→ Exercise:
All the data should be repeated exactly. Any image in it is left out.
--- Dataset records ---
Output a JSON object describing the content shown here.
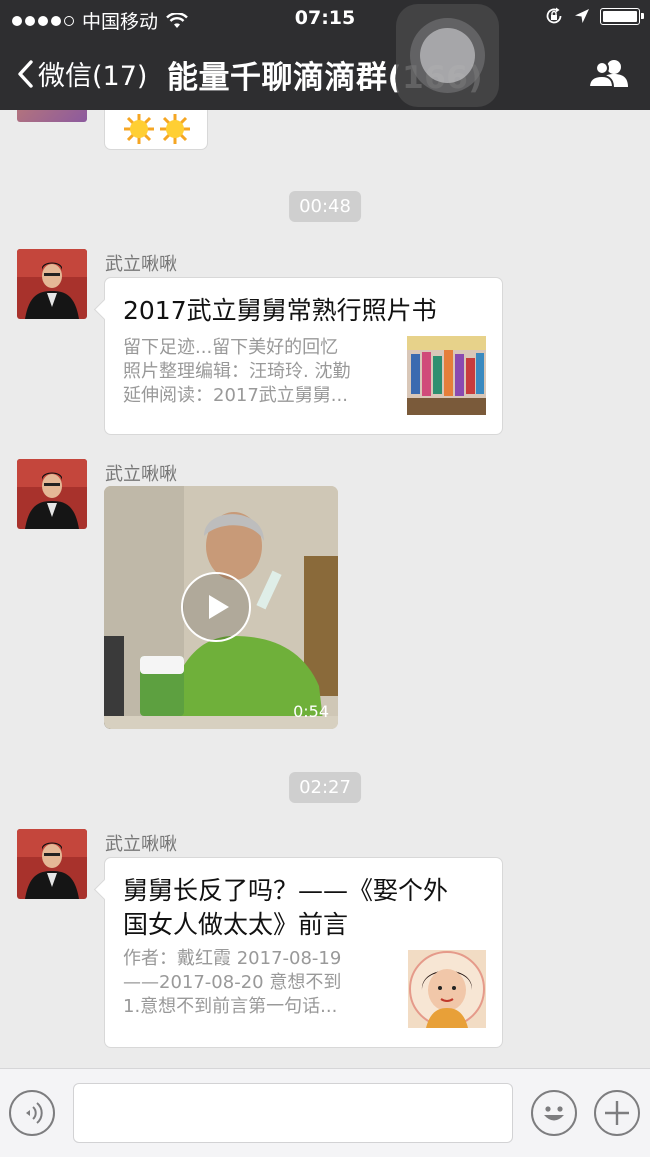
{
  "status_bar": {
    "carrier": "中国移动",
    "time": "07:15",
    "battery_level": 1.0
  },
  "nav": {
    "back_label": "微信(17)",
    "title": "能量千聊滴滴群(166)"
  },
  "chat": {
    "timestamps": [
      "00:48",
      "02:27"
    ],
    "messages": [
      {
        "sender": "武立啾啾",
        "type": "article",
        "title": "2017武立舅舅常熟行照片书",
        "desc_lines": [
          "留下足迹...留下美好的回忆",
          "照片整理编辑：汪琦玲. 沈勤",
          "延伸阅读：2017武立舅舅..."
        ]
      },
      {
        "sender": "武立啾啾",
        "type": "video",
        "duration": "0:54"
      },
      {
        "sender": "武立啾啾",
        "type": "article",
        "title_lines": [
          "舅舅长反了吗？——《娶个外",
          "国女人做太太》前言"
        ],
        "desc_lines": [
          "作者：戴红霞 2017-08-19",
          "——2017-08-20 意想不到",
          "1.意想不到前言第一句话..."
        ]
      }
    ]
  },
  "input_bar": {
    "text_value": ""
  }
}
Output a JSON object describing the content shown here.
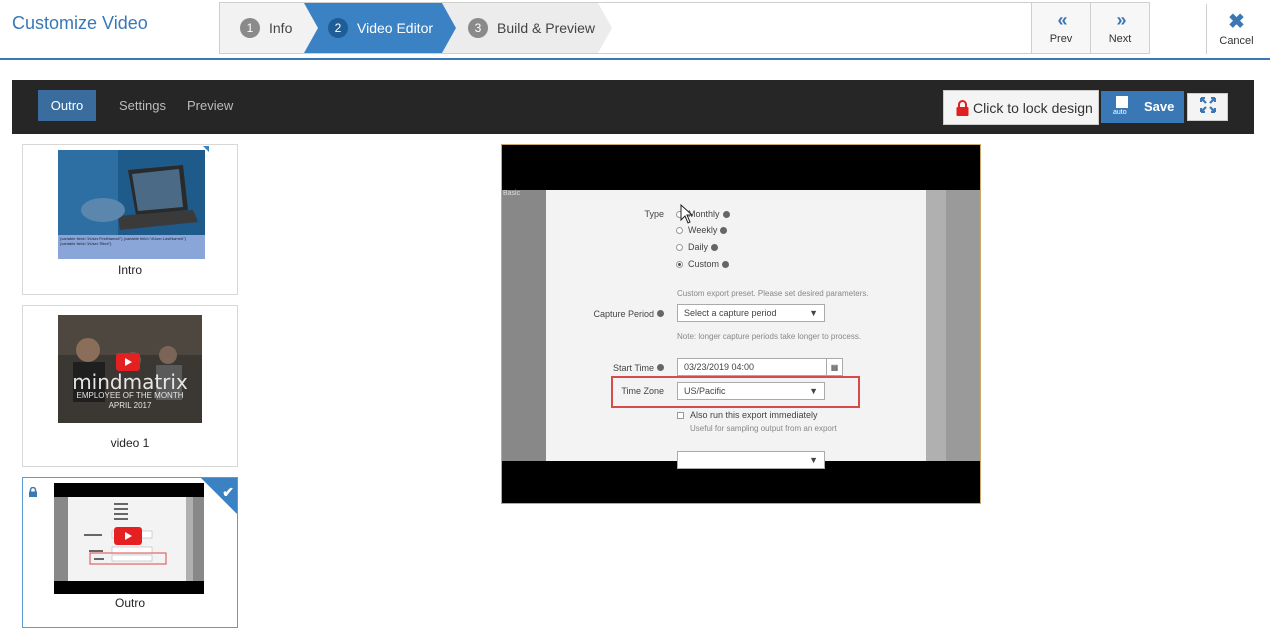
{
  "header": {
    "title": "Customize Video",
    "steps": [
      {
        "num": "1",
        "label": "Info"
      },
      {
        "num": "2",
        "label": "Video Editor"
      },
      {
        "num": "3",
        "label": "Build & Preview"
      }
    ],
    "prev_label": "Prev",
    "next_label": "Next",
    "cancel_label": "Cancel"
  },
  "toolbar": {
    "tabs": [
      "Outro",
      "Settings",
      "Preview"
    ],
    "active_tab": "Outro",
    "lock_label": "Click to lock design",
    "save_label": "Save",
    "auto_label": "auto"
  },
  "thumbnails": [
    {
      "label": "Intro",
      "overlay_text": "{variable field=\"#User.FirstName#\"} {variable field=\"#User.LastName#\"}",
      "overlay_text2": "{variable field=\"#User.Title#\"}"
    },
    {
      "label": "video 1",
      "brand": "mindmatrix",
      "caption1": "EMPLOYEE OF THE MONTH",
      "caption2": "APRIL 2017"
    },
    {
      "label": "Outro",
      "selected": true,
      "locked": true
    }
  ],
  "preview": {
    "corner_text": "Basic",
    "form": {
      "type_label": "Type",
      "type_options": [
        "Monthly",
        "Weekly",
        "Daily",
        "Custom"
      ],
      "selected_option": "Custom",
      "custom_hint": "Custom export preset. Please set desired parameters.",
      "capture_period_label": "Capture Period",
      "capture_period_value": "Select a capture period",
      "capture_note": "Note: longer capture periods take longer to process.",
      "start_time_label": "Start Time",
      "start_time_value": "03/23/2019 04:00",
      "time_zone_label": "Time Zone",
      "time_zone_value": "US/Pacific",
      "run_now_label": "Also run this export immediately",
      "run_now_hint": "Useful for sampling output from an export"
    }
  },
  "colors": {
    "brand_blue": "#3a78b5",
    "active_step": "#3a82c4",
    "toolbar_bg": "#262626",
    "lock_red": "#e02020"
  }
}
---
→ Your response:
Output a JSON object describing the content shown here.
{
  "status_bar": {
    "carrier": "中国移动",
    "time": "07:15",
    "battery_level": 1.0
  },
  "nav": {
    "back_label": "微信(17)",
    "title": "能量千聊滴滴群(166)"
  },
  "chat": {
    "timestamps": [
      "00:48",
      "02:27"
    ],
    "messages": [
      {
        "sender": "武立啾啾",
        "type": "article",
        "title": "2017武立舅舅常熟行照片书",
        "desc_lines": [
          "留下足迹...留下美好的回忆",
          "照片整理编辑：汪琦玲. 沈勤",
          "延伸阅读：2017武立舅舅..."
        ]
      },
      {
        "sender": "武立啾啾",
        "type": "video",
        "duration": "0:54"
      },
      {
        "sender": "武立啾啾",
        "type": "article",
        "title_lines": [
          "舅舅长反了吗？——《娶个外",
          "国女人做太太》前言"
        ],
        "desc_lines": [
          "作者：戴红霞 2017-08-19",
          "——2017-08-20 意想不到",
          "1.意想不到前言第一句话..."
        ]
      }
    ]
  },
  "input_bar": {
    "text_value": ""
  }
}
Output a JSON object describing the content shown here.
{
  "header": {
    "title": "Customize Video",
    "steps": [
      {
        "num": "1",
        "label": "Info"
      },
      {
        "num": "2",
        "label": "Video Editor"
      },
      {
        "num": "3",
        "label": "Build & Preview"
      }
    ],
    "prev_label": "Prev",
    "next_label": "Next",
    "cancel_label": "Cancel"
  },
  "toolbar": {
    "tabs": [
      "Outro",
      "Settings",
      "Preview"
    ],
    "active_tab": "Outro",
    "lock_label": "Click to lock design",
    "save_label": "Save",
    "auto_label": "auto"
  },
  "thumbnails": [
    {
      "label": "Intro",
      "overlay_text": "{variable field=\"#User.FirstName#\"} {variable field=\"#User.LastName#\"}",
      "overlay_text2": "{variable field=\"#User.Title#\"}"
    },
    {
      "label": "video 1",
      "brand": "mindmatrix",
      "caption1": "EMPLOYEE OF THE MONTH",
      "caption2": "APRIL 2017"
    },
    {
      "label": "Outro",
      "selected": true,
      "locked": true
    }
  ],
  "preview": {
    "corner_text": "Basic",
    "form": {
      "type_label": "Type",
      "type_options": [
        "Monthly",
        "Weekly",
        "Daily",
        "Custom"
      ],
      "selected_option": "Custom",
      "custom_hint": "Custom export preset. Please set desired parameters.",
      "capture_period_label": "Capture Period",
      "capture_period_value": "Select a capture period",
      "capture_note": "Note: longer capture periods take longer to process.",
      "start_time_label": "Start Time",
      "start_time_value": "03/23/2019 04:00",
      "time_zone_label": "Time Zone",
      "time_zone_value": "US/Pacific",
      "run_now_label": "Also run this export immediately",
      "run_now_hint": "Useful for sampling output from an export"
    }
  },
  "colors": {
    "brand_blue": "#3a78b5",
    "active_step": "#3a82c4",
    "toolbar_bg": "#262626",
    "lock_red": "#e02020"
  }
}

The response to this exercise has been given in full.